optimization[C]. AIAA-96-4017, the 6th AIAA/USAF/NASA/ISSMO Symposium on Multidisciplinary


Analysis and Optimization. Washington, September, 1996.
[15]

Alexandrov N M, Lewis R M. Analytical and Computational Aspects of Collaborative

Optimization for Multidisciplinary Design [J]. AIAA Journal, 2002, 40(2):301-309.


[16]

Manning V. High Speed Civil Transport Design via Collaborative Optimization [D]. Ph.D. thesis,

Stanford University. 1999.


[17]

Jun S, Jeon Y, Rho J, D Lee. Application of Collaborative Optimization Using Response Surface

Methodology to an Aircraft Wing Design [C]. AIAA-2004-4442, the 10th AIAA/ISSMO


Multidisciplinary Analysis and Optimization Conference. Albany, New York, Aug. 30-1, 2004.
[18] Rohl P J, He B, Finnigan P M. A collaborative optimization environment for turbine engine
development[R]. AIAA Paper, No. 98-4734, 1998.
[19] Sobieski I P, Kroo I M. Collaborative Optimization using Response Surface Estimation [J]. AIAA
Journal, 2000, 38 (10): 1931-1939.
[20]

Tappeta R V, Renaud J E. Multiobjective collaborative optimization [J]. Journal of Mechanical

Design, 1997, 119(3): 403-411.

[21]

Cao An-xi, Cui Wei-cheng.
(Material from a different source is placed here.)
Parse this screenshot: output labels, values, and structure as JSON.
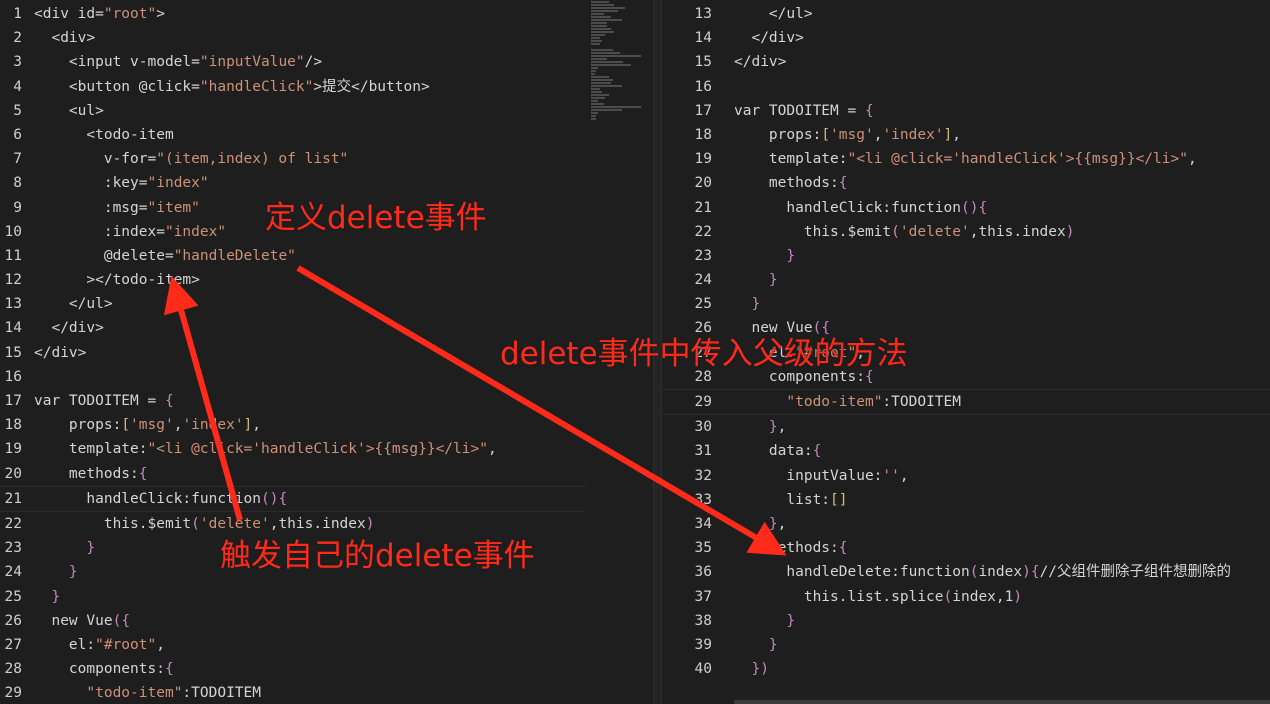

Multi-Objective collaborative optimization in multidisciplinary

design for submersible [J]. Journal of Ship Mechanics, Vol.12, No.2, 2008.4.